Exercise aim ->
Each record should be copied exactly into the answer, and no picture should go with it.

Dataset rows describing interfaces ->
>>>

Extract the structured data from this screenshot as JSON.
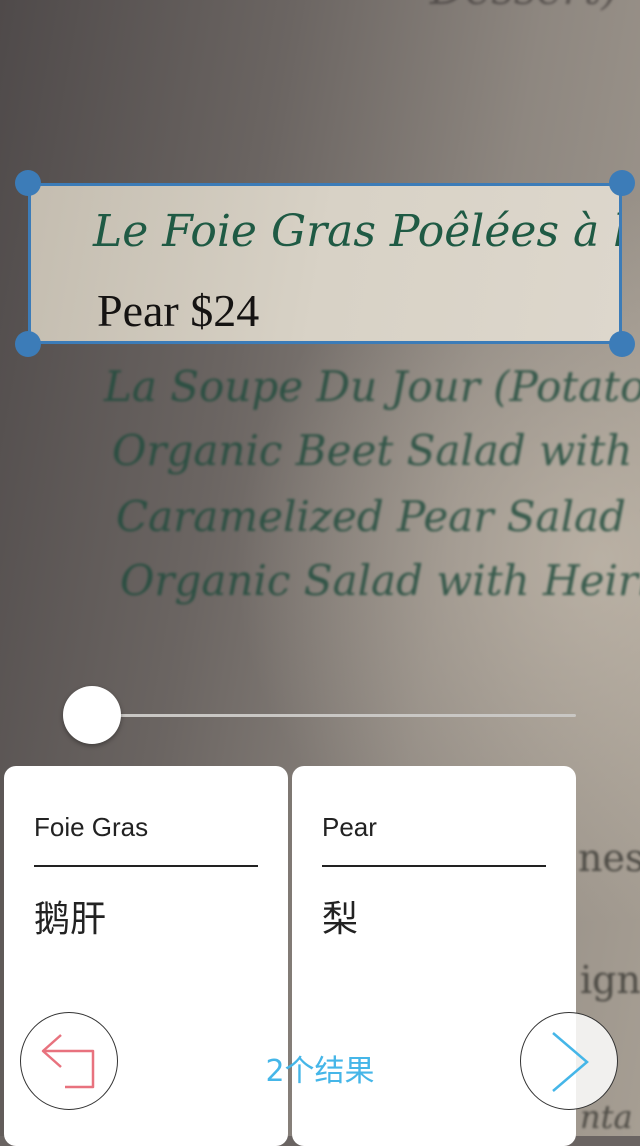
{
  "camera_view": {
    "menu_lines": [
      "Dessert)",
      "La Soupe Du Jour (Potato",
      "Organic Beet Salad with G",
      "Caramelized Pear Salad wi",
      "Organic Salad  with Heirlo",
      "nes",
      "ign",
      "nta"
    ]
  },
  "selection": {
    "line1": "Le Foie Gras Poêlées à la",
    "line2": "Pear $24"
  },
  "slider": {
    "value": 0.0
  },
  "results": [
    {
      "term": "Foie Gras",
      "translation": "鹅肝"
    },
    {
      "term": "Pear",
      "translation": "梨"
    }
  ],
  "footer": {
    "result_count": "2个结果"
  },
  "icons": {
    "back": "back-arrow-icon",
    "next": "chevron-right-icon"
  },
  "colors": {
    "accent": "#45b6e8",
    "selection": "#3c7cb8",
    "back_icon": "#e8727e"
  }
}
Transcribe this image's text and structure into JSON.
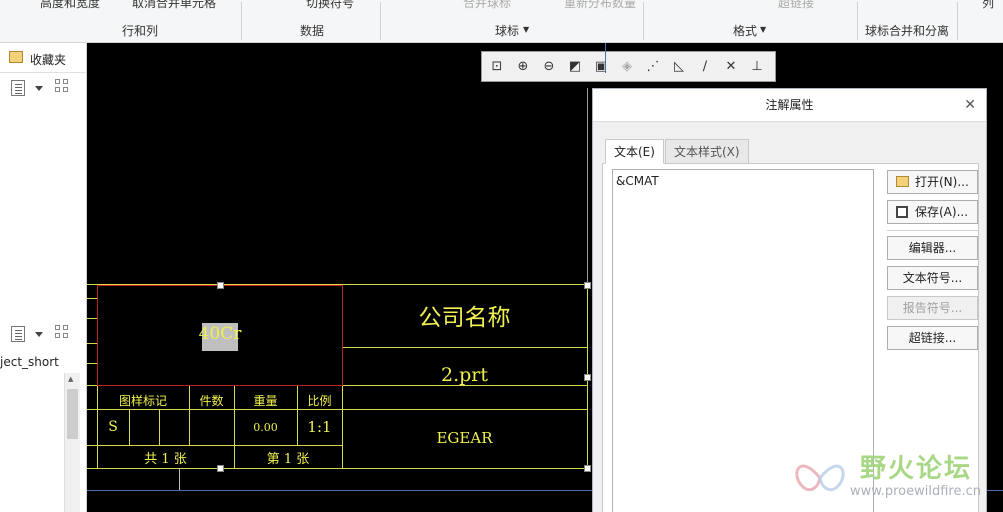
{
  "ribbon": {
    "top_items": [
      "高度和宽度",
      "取消合并单元格",
      "切换符号",
      "合并球标",
      "重新分布数量",
      "超链接",
      "列"
    ],
    "groups": [
      "行和列",
      "数据",
      "球标",
      "格式",
      "球标合并和分离"
    ]
  },
  "left_panel": {
    "favorites_label": "收藏夹",
    "model_item": "ject_short"
  },
  "drawing": {
    "material": "40Cr",
    "company": "公司名称",
    "part": "2.prt",
    "brand": "EGEAR",
    "headers": [
      "图样标记",
      "件数",
      "重量",
      "比例"
    ],
    "mark": "S",
    "weight": "0.00",
    "scale": "1:1",
    "total": "共 1 张",
    "sheet": "第 1 张"
  },
  "dialog": {
    "title": "注解属性",
    "tabs": [
      "文本(E)",
      "文本样式(X)"
    ],
    "text_value": "&CMAT",
    "buttons": {
      "open": "打开(N)...",
      "save": "保存(A)...",
      "editor": "编辑器...",
      "text_symbol": "文本符号...",
      "report_symbol": "报告符号...",
      "hyperlink": "超链接..."
    }
  },
  "watermark": {
    "name": "野火论坛",
    "url": "www.proewildfire.cn"
  }
}
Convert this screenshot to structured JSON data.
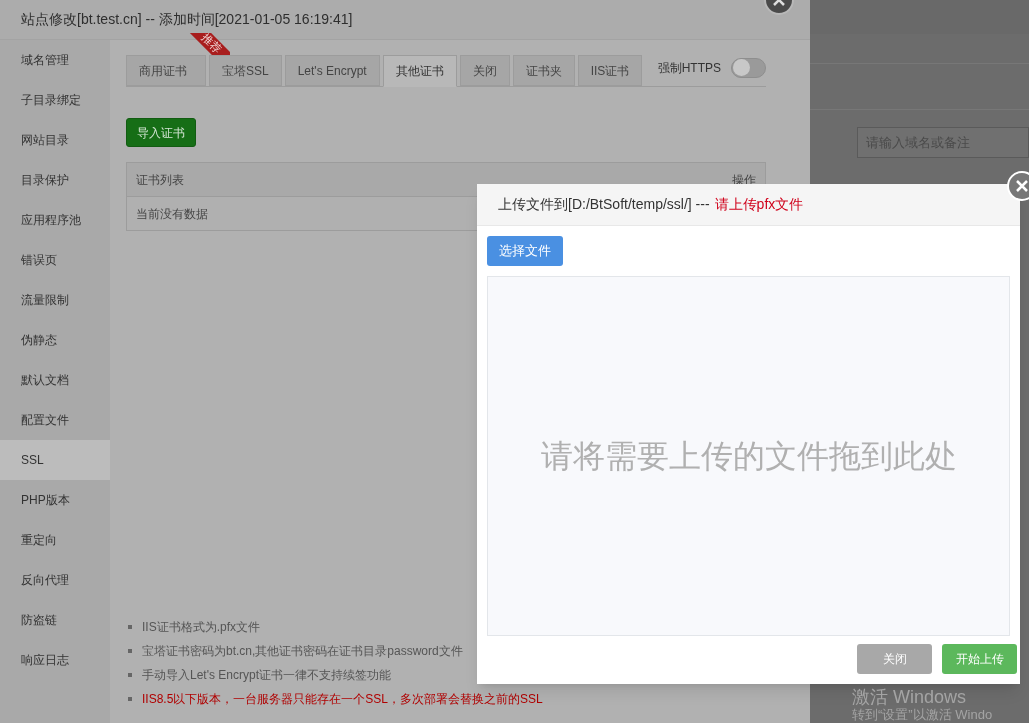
{
  "background_page": {
    "search": {
      "placeholder": "请输入域名或备注"
    }
  },
  "site_dialog": {
    "title": "站点修改[bt.test.cn] -- 添加时间[2021-01-05 16:19:41]",
    "sidebar": {
      "items": [
        {
          "label": "域名管理",
          "selected": false
        },
        {
          "label": "子目录绑定",
          "selected": false
        },
        {
          "label": "网站目录",
          "selected": false
        },
        {
          "label": "目录保护",
          "selected": false
        },
        {
          "label": "应用程序池",
          "selected": false
        },
        {
          "label": "错误页",
          "selected": false
        },
        {
          "label": "流量限制",
          "selected": false
        },
        {
          "label": "伪静态",
          "selected": false
        },
        {
          "label": "默认文档",
          "selected": false
        },
        {
          "label": "配置文件",
          "selected": false
        },
        {
          "label": "SSL",
          "selected": true
        },
        {
          "label": "PHP版本",
          "selected": false
        },
        {
          "label": "重定向",
          "selected": false
        },
        {
          "label": "反向代理",
          "selected": false
        },
        {
          "label": "防盗链",
          "selected": false
        },
        {
          "label": "响应日志",
          "selected": false
        }
      ]
    },
    "tabs": [
      {
        "label": "商用证书",
        "selected": false,
        "ribbon": "推荐"
      },
      {
        "label": "宝塔SSL",
        "selected": false
      },
      {
        "label": "Let's Encrypt",
        "selected": false
      },
      {
        "label": "其他证书",
        "selected": true
      },
      {
        "label": "关闭",
        "selected": false
      },
      {
        "label": "证书夹",
        "selected": false
      },
      {
        "label": "IIS证书",
        "selected": false
      }
    ],
    "force_https": {
      "label": "强制HTTPS",
      "on": false
    },
    "import_button": "导入证书",
    "table": {
      "columns": [
        "证书列表",
        "操作"
      ],
      "empty_text": "当前没有数据"
    },
    "notes": [
      {
        "text": "IIS证书格式为.pfx文件",
        "kind": "normal"
      },
      {
        "text": "宝塔证书密码为bt.cn,其他证书密码在证书目录password文件",
        "kind": "normal"
      },
      {
        "text": "手动导入Let's Encrypt证书一律不支持续签功能",
        "kind": "normal"
      },
      {
        "text": "IIS8.5以下版本，一台服务器只能存在一个SSL，多次部署会替换之前的SSL",
        "kind": "warning"
      }
    ]
  },
  "upload_dialog": {
    "title": "上传文件到[D:/BtSoft/temp/ssl/] ---",
    "title_hint": "请上传pfx文件",
    "choose_button": "选择文件",
    "drop_hint": "请将需要上传的文件拖到此处",
    "buttons": [
      {
        "label": "关闭",
        "kind": "secondary"
      },
      {
        "label": "开始上传",
        "kind": "primary"
      }
    ]
  },
  "os_watermark": {
    "title": "激活 Windows",
    "subtitle": "转到“设置”以激活 Windo"
  }
}
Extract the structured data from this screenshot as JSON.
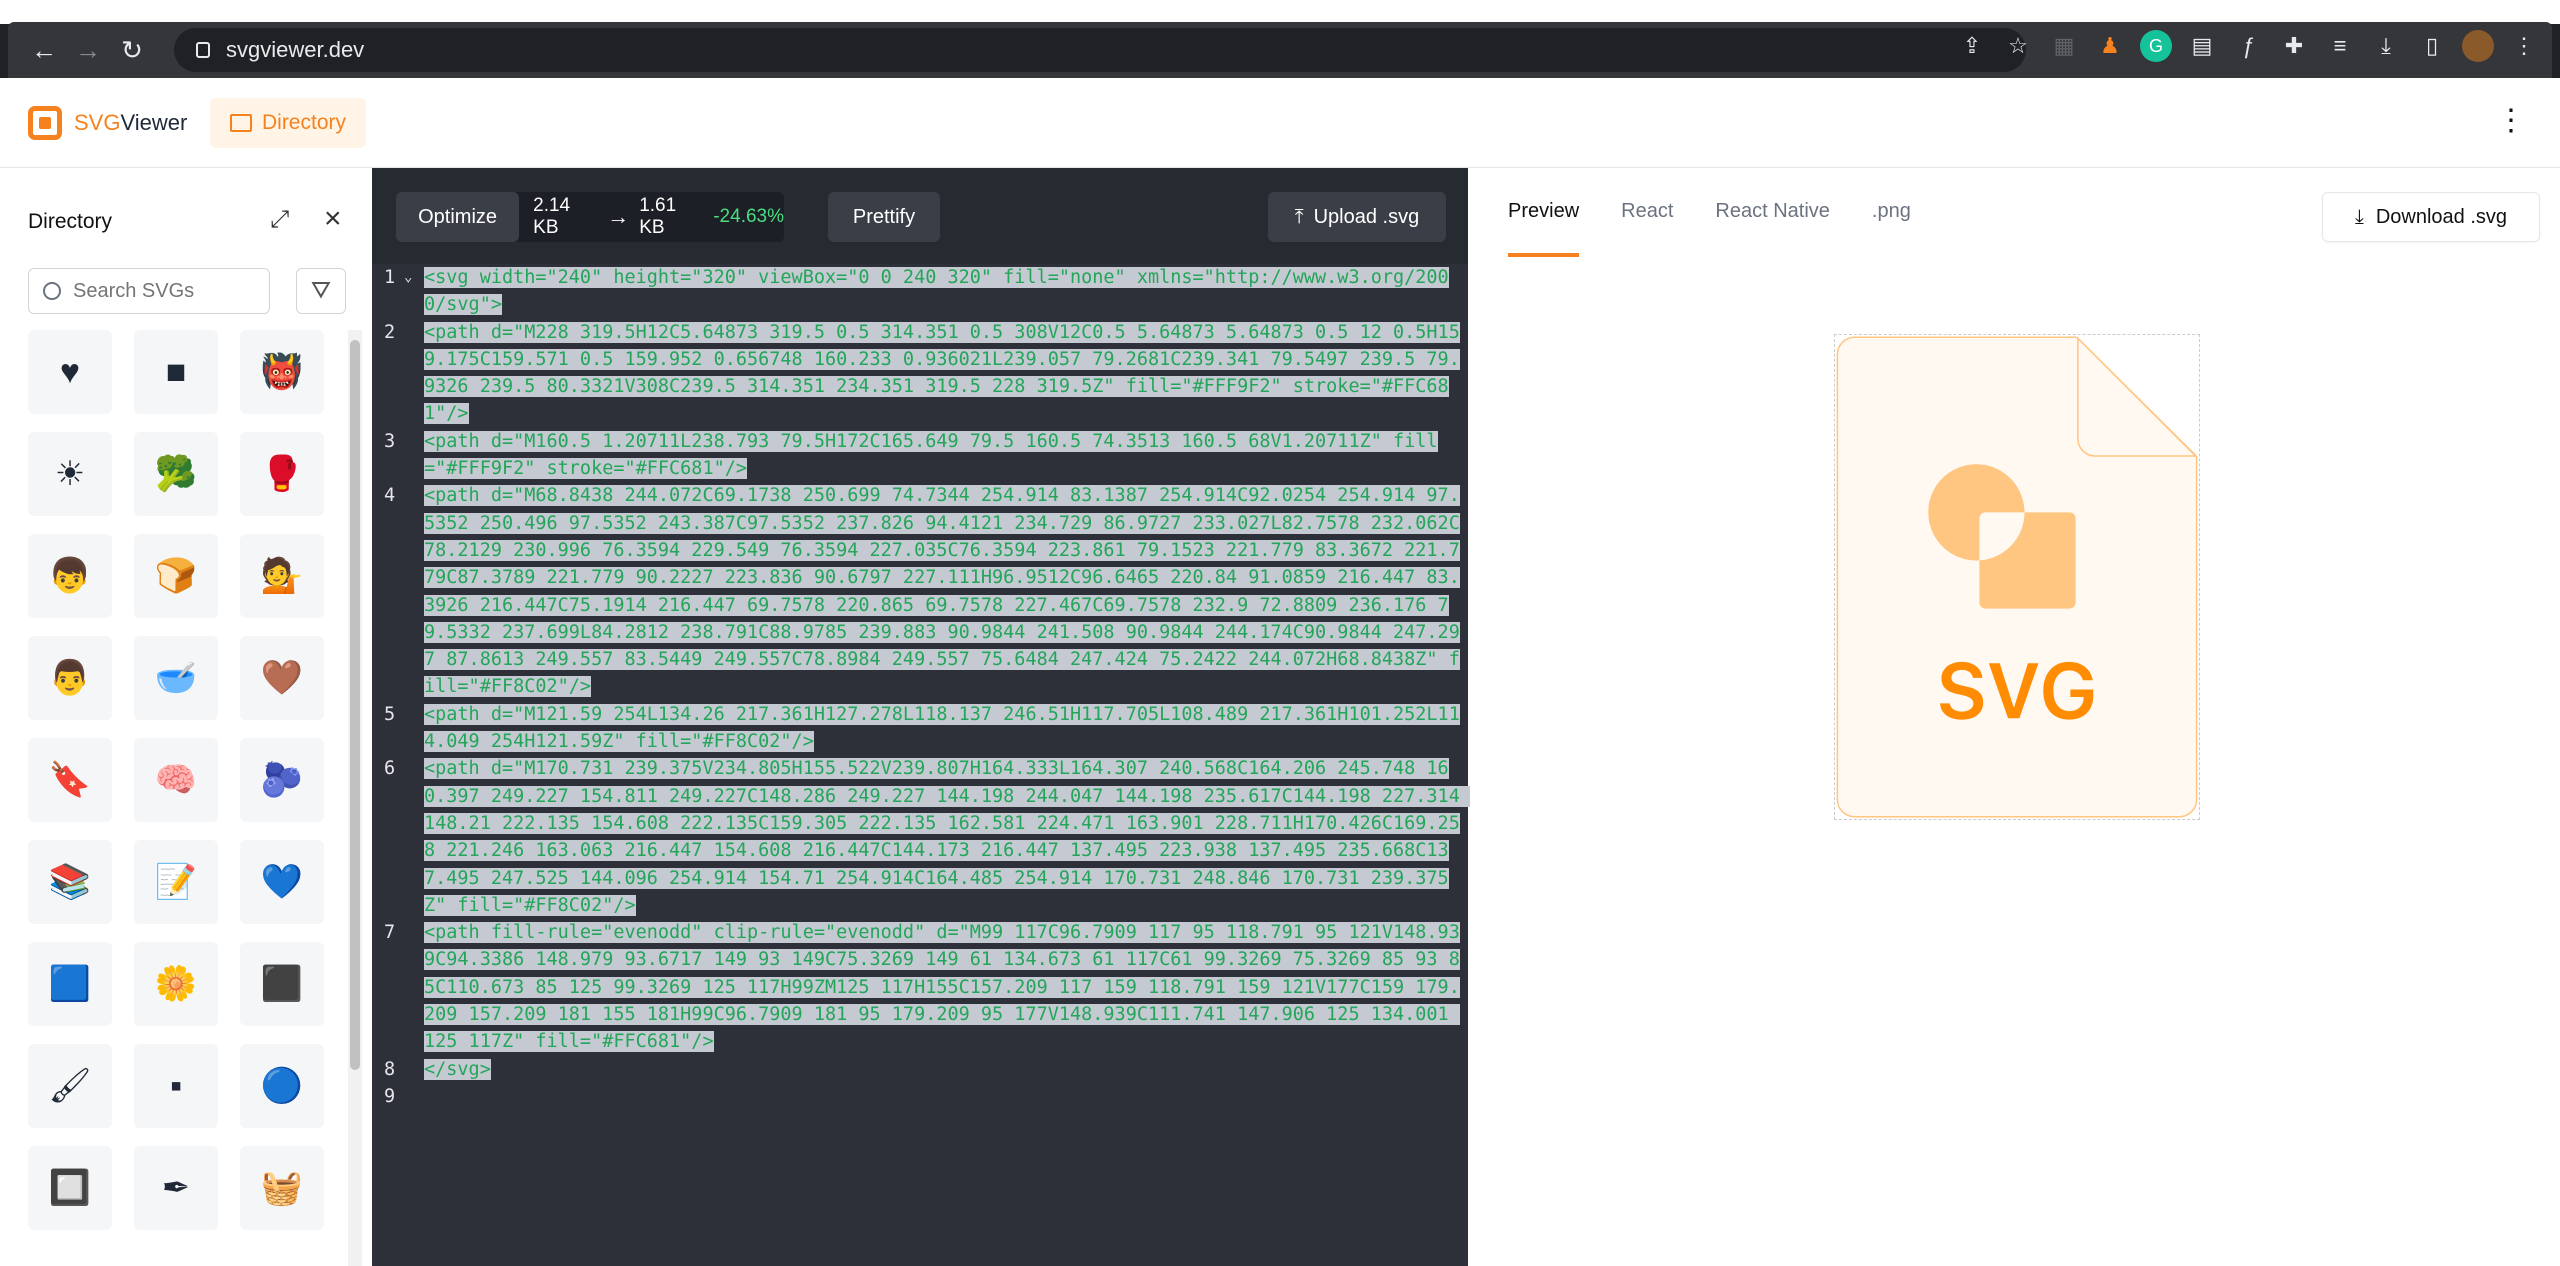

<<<

Answer below ->
Extract the structured data from this screenshot as JSON.
{
  "camera_view": {
    "menu_lines": [
      "Dessert)",
      "La Soupe Du Jour (Potato",
      "Organic Beet Salad with G",
      "Caramelized Pear Salad wi",
      "Organic Salad  with Heirlo",
      "nes",
      "ign",
      "nta"
    ]
  },
  "selection": {
    "line1": "Le Foie Gras Poêlées à la",
    "line2": "Pear $24"
  },
  "slider": {
    "value": 0.0
  },
  "results": [
    {
      "term": "Foie Gras",
      "translation": "鹅肝"
    },
    {
      "term": "Pear",
      "translation": "梨"
    }
  ],
  "footer": {
    "result_count": "2个结果"
  },
  "icons": {
    "back": "back-arrow-icon",
    "next": "chevron-right-icon"
  },
  "colors": {
    "accent": "#45b6e8",
    "selection": "#3c7cb8",
    "back_icon": "#e8727e"
  }
}
Transcribe this image's text and structure into JSON.
{
  "ribbon": {
    "top_items": [
      "高度和宽度",
      "取消合并单元格",
      "切换符号",
      "合并球标",
      "重新分布数量",
      "超链接",
      "列"
    ],
    "groups": [
      "行和列",
      "数据",
      "球标",
      "格式",
      "球标合并和分离"
    ]
  },
  "left_panel": {
    "favorites_label": "收藏夹",
    "model_item": "ject_short"
  },
  "drawing": {
    "material": "40Cr",
    "company": "公司名称",
    "part": "2.prt",
    "brand": "EGEAR",
    "headers": [
      "图样标记",
      "件数",
      "重量",
      "比例"
    ],
    "mark": "S",
    "weight": "0.00",
    "scale": "1:1",
    "total": "共 1 张",
    "sheet": "第 1 张"
  },
  "dialog": {
    "title": "注解属性",
    "tabs": [
      "文本(E)",
      "文本样式(X)"
    ],
    "text_value": "&CMAT",
    "buttons": {
      "open": "打开(N)...",
      "save": "保存(A)...",
      "editor": "编辑器...",
      "text_symbol": "文本符号...",
      "report_symbol": "报告符号...",
      "hyperlink": "超链接..."
    }
  },
  "watermark": {
    "name": "野火论坛",
    "url": "www.proewildfire.cn"
  }
}
Convert this screenshot to structured JSON data.
{
  "background_page": {
    "search": {
      "placeholder": "请输入域名或备注"
    }
  },
  "site_dialog": {
    "title": "站点修改[bt.test.cn] -- 添加时间[2021-01-05 16:19:41]",
    "sidebar": {
      "items": [
        {
          "label": "域名管理",
          "selected": false
        },
        {
          "label": "子目录绑定",
          "selected": false
        },
        {
          "label": "网站目录",
          "selected": false
        },
        {
          "label": "目录保护",
          "selected": false
        },
        {
          "label": "应用程序池",
          "selected": false
        },
        {
          "label": "错误页",
          "selected": false
        },
        {
          "label": "流量限制",
          "selected": false
        },
        {
          "label": "伪静态",
          "selected": false
        },
        {
          "label": "默认文档",
          "selected": false
        },
        {
          "label": "配置文件",
          "selected": false
        },
        {
          "label": "SSL",
          "selected": true
        },
        {
          "label": "PHP版本",
          "selected": false
        },
        {
          "label": "重定向",
          "selected": false
        },
        {
          "label": "反向代理",
          "selected": false
        },
        {
          "label": "防盗链",
          "selected": false
        },
        {
          "label": "响应日志",
          "selected": false
        }
      ]
    },
    "tabs": [
      {
        "label": "商用证书",
        "selected": false,
        "ribbon": "推荐"
      },
      {
        "label": "宝塔SSL",
        "selected": false
      },
      {
        "label": "Let's Encrypt",
        "selected": false
      },
      {
        "label": "其他证书",
        "selected": true
      },
      {
        "label": "关闭",
        "selected": false
      },
      {
        "label": "证书夹",
        "selected": false
      },
      {
        "label": "IIS证书",
        "selected": false
      }
    ],
    "force_https": {
      "label": "强制HTTPS",
      "on": false
    },
    "import_button": "导入证书",
    "table": {
      "columns": [
        "证书列表",
        "操作"
      ],
      "empty_text": "当前没有数据"
    },
    "notes": [
      {
        "text": "IIS证书格式为.pfx文件",
        "kind": "normal"
      },
      {
        "text": "宝塔证书密码为bt.cn,其他证书密码在证书目录password文件",
        "kind": "normal"
      },
      {
        "text": "手动导入Let's Encrypt证书一律不支持续签功能",
        "kind": "normal"
      },
      {
        "text": "IIS8.5以下版本，一台服务器只能存在一个SSL，多次部署会替换之前的SSL",
        "kind": "warning"
      }
    ]
  },
  "upload_dialog": {
    "title": "上传文件到[D:/BtSoft/temp/ssl/] ---",
    "title_hint": "请上传pfx文件",
    "choose_button": "选择文件",
    "drop_hint": "请将需要上传的文件拖到此处",
    "buttons": [
      {
        "label": "关闭",
        "kind": "secondary"
      },
      {
        "label": "开始上传",
        "kind": "primary"
      }
    ]
  },
  "os_watermark": {
    "title": "激活 Windows",
    "subtitle": "转到“设置”以激活 Windo"
  }
}
Extract the structured data from this screenshot as JSON.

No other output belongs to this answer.